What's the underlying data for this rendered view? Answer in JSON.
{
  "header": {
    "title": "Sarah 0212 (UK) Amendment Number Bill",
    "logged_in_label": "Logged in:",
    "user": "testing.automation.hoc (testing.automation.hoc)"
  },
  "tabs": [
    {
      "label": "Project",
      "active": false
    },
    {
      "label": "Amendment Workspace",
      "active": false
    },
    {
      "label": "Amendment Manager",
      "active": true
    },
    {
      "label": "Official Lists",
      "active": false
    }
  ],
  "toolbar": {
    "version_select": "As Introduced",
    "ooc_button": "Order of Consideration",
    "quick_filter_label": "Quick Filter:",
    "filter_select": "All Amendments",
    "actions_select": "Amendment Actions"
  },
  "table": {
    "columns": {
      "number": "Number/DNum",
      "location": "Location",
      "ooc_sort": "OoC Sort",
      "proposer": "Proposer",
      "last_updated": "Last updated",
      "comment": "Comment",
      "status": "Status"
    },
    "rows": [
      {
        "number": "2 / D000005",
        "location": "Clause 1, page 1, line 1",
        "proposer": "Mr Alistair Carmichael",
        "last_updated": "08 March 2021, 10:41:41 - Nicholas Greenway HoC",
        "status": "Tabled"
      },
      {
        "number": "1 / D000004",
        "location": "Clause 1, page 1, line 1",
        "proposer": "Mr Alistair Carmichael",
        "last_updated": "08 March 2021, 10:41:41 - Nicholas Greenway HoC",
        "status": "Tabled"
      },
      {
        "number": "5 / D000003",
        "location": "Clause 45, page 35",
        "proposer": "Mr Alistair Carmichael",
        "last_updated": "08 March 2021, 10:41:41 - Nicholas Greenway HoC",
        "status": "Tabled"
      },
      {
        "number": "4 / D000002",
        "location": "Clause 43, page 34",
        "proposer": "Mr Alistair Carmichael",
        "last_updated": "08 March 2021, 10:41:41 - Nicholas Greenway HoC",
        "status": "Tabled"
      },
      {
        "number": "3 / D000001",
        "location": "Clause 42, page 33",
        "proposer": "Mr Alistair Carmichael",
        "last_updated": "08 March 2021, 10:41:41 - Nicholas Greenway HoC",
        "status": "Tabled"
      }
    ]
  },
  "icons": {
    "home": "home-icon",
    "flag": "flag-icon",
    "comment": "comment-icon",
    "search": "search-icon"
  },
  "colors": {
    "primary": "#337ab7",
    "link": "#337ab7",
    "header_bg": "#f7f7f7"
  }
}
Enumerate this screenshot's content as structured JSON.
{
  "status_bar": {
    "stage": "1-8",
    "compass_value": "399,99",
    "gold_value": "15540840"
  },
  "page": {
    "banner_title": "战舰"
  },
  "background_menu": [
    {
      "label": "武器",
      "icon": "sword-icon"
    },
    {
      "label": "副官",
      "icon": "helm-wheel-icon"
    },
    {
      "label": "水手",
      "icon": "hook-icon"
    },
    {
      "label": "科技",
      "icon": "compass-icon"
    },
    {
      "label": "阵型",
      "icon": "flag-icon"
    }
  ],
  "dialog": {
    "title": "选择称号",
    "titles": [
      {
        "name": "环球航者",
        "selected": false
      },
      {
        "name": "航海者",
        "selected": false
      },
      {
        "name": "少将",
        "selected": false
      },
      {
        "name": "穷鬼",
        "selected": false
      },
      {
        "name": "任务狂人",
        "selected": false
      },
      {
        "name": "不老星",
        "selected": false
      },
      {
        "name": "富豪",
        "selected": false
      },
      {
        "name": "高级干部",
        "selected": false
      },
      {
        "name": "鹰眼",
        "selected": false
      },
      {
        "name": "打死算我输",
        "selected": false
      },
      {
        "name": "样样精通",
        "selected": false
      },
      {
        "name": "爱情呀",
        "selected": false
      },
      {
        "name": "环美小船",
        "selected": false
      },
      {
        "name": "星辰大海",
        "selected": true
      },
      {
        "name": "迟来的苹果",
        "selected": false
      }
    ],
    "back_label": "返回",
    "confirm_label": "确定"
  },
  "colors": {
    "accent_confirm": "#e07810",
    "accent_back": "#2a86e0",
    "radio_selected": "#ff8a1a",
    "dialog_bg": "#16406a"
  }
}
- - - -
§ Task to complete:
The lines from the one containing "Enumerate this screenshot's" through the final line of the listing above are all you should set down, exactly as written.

§ Answer to this task:
Enumerate this screenshot's content as structured JSON.
{
  "status_bar": {
    "stage": "1-8",
    "compass_value": "399,99",
    "gold_value": "15540840"
  },
  "page": {
    "banner_title": "战舰"
  },
  "background_menu": [
    {
      "label": "武器",
      "icon": "sword-icon"
    },
    {
      "label": "副官",
      "icon": "helm-wheel-icon"
    },
    {
      "label": "水手",
      "icon": "hook-icon"
    },
    {
      "label": "科技",
      "icon": "compass-icon"
    },
    {
      "label": "阵型",
      "icon": "flag-icon"
    }
  ],
  "dialog": {
    "title": "选择称号",
    "titles": [
      {
        "name": "环球航者",
        "selected": false
      },
      {
        "name": "航海者",
        "selected": false
      },
      {
        "name": "少将",
        "selected": false
      },
      {
        "name": "穷鬼",
        "selected": false
      },
      {
        "name": "任务狂人",
        "selected": false
      },
      {
        "name": "不老星",
        "selected": false
      },
      {
        "name": "富豪",
        "selected": false
      },
      {
        "name": "高级干部",
        "selected": false
      },
      {
        "name": "鹰眼",
        "selected": false
      },
      {
        "name": "打死算我输",
        "selected": false
      },
      {
        "name": "样样精通",
        "selected": false
      },
      {
        "name": "爱情呀",
        "selected": false
      },
      {
        "name": "环美小船",
        "selected": false
      },
      {
        "name": "星辰大海",
        "selected": true
      },
      {
        "name": "迟来的苹果",
        "selected": false
      }
    ],
    "back_label": "返回",
    "confirm_label": "确定"
  },
  "colors": {
    "accent_confirm": "#e07810",
    "accent_back": "#2a86e0",
    "radio_selected": "#ff8a1a",
    "dialog_bg": "#16406a"
  }
}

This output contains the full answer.